Description of the task: Show the lines below where "AvaTax" occurs.

Component data from apps and pages:
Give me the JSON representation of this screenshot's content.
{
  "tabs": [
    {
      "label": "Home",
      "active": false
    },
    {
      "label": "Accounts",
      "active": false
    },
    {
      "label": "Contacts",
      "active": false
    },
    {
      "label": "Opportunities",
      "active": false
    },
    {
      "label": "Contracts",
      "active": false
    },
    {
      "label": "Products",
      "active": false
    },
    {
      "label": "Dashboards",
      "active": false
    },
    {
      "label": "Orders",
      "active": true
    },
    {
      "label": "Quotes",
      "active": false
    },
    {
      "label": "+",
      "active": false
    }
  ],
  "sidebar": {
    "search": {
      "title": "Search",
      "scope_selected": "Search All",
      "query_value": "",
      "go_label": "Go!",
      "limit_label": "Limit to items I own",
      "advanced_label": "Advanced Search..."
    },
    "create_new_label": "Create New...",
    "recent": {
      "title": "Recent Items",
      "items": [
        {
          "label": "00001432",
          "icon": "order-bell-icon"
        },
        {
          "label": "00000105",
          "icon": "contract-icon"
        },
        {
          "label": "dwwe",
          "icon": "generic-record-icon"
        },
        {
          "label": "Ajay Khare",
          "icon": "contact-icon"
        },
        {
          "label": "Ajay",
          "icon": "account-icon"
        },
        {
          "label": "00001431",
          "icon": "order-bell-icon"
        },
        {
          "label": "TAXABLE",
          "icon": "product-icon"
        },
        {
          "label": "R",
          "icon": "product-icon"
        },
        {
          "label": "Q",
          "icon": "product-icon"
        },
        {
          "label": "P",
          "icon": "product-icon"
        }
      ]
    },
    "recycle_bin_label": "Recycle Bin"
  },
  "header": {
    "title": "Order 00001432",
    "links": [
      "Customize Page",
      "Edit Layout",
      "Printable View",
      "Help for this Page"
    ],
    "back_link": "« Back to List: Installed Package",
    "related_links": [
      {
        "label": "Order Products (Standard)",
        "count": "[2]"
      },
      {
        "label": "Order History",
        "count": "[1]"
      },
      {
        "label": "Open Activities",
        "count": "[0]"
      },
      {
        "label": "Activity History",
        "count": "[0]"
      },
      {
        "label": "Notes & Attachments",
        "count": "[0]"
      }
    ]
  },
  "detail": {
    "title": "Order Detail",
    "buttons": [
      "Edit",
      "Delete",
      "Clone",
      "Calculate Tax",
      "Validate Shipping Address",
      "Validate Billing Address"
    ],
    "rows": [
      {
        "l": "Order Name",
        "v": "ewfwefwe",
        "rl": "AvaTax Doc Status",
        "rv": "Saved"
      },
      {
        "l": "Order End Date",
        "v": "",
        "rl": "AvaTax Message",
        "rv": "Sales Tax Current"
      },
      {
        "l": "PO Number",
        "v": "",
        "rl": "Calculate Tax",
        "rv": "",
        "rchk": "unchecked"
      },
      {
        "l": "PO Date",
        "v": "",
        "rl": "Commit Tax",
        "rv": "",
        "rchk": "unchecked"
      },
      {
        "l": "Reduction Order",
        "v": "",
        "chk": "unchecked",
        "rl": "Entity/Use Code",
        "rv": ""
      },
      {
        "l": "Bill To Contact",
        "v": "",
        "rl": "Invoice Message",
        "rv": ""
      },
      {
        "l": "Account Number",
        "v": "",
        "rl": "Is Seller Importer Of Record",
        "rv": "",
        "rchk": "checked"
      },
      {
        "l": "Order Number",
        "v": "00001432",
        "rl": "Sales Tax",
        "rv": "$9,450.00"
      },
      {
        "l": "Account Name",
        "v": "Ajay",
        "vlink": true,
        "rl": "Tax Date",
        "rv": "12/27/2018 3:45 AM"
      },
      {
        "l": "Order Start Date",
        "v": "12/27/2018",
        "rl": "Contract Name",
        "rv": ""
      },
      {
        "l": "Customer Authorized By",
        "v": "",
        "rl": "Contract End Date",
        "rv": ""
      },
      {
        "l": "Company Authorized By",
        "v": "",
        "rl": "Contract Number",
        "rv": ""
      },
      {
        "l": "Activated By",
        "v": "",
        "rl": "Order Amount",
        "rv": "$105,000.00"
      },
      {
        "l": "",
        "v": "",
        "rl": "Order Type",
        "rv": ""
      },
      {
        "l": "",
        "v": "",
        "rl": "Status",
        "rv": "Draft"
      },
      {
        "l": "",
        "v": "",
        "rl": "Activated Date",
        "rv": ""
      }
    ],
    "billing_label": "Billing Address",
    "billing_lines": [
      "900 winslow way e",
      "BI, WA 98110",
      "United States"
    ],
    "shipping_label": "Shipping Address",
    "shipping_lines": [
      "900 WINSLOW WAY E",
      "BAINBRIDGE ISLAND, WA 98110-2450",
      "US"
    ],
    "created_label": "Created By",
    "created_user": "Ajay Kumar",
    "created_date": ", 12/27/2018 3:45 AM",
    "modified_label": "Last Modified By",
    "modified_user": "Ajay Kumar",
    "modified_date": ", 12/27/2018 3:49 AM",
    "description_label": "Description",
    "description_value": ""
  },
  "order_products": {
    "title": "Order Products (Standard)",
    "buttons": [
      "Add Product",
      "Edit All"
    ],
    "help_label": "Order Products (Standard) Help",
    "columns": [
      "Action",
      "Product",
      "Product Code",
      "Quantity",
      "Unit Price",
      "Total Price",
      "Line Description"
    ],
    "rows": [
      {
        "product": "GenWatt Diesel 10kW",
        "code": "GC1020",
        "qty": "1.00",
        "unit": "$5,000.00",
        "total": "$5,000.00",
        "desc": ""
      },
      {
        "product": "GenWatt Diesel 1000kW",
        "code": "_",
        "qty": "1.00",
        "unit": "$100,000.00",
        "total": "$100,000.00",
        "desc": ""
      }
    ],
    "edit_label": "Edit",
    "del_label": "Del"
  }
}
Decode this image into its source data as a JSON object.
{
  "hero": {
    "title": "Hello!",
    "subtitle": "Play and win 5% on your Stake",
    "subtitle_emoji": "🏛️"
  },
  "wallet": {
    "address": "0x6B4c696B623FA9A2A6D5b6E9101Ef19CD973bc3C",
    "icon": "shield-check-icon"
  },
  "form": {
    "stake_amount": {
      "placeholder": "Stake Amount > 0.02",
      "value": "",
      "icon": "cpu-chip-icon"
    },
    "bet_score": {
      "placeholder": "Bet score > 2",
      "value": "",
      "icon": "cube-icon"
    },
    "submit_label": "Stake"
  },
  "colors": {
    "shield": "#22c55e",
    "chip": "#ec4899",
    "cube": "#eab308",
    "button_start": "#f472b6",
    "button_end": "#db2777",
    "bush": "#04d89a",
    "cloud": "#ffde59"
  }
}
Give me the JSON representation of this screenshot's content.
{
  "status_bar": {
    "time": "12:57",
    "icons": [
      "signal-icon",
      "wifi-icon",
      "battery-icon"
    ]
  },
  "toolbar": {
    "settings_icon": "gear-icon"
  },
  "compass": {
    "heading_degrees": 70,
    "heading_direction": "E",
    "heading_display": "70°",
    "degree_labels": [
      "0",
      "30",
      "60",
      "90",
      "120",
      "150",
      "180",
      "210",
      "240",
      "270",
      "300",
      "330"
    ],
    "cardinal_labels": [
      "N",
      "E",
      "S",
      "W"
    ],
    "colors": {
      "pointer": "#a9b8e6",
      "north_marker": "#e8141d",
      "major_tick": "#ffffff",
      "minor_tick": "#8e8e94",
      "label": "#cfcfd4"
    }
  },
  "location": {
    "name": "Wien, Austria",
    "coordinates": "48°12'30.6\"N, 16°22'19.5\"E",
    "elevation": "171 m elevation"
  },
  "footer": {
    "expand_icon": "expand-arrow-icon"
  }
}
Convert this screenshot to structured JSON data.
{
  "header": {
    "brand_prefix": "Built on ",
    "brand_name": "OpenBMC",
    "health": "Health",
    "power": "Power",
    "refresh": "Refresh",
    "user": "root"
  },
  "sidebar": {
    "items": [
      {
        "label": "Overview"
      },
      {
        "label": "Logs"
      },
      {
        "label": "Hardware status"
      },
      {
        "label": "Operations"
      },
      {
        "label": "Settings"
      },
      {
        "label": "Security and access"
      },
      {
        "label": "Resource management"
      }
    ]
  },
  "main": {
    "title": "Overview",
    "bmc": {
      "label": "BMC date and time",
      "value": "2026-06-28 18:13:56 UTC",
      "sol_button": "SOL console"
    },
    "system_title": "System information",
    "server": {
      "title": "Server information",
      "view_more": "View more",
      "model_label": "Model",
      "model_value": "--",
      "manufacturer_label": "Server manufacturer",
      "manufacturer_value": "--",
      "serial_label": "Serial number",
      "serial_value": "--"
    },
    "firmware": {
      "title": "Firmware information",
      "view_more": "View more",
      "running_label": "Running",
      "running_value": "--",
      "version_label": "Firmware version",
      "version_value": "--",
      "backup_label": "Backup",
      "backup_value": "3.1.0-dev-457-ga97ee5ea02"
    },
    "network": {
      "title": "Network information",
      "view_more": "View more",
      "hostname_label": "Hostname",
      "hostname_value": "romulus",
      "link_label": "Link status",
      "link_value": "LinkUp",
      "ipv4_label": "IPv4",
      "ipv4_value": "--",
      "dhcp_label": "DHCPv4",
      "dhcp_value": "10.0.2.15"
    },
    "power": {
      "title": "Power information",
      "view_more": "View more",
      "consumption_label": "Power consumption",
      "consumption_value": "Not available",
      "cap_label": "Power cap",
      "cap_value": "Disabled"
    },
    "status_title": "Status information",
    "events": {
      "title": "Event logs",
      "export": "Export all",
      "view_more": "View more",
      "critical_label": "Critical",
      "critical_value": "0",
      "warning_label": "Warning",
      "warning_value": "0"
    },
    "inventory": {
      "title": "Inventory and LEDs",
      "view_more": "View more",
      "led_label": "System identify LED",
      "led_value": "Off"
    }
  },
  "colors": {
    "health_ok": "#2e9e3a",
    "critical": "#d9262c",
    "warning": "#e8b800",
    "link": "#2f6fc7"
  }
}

Response:
        "rl": "AvaTax Doc Status",
        "rl": "AvaTax Message",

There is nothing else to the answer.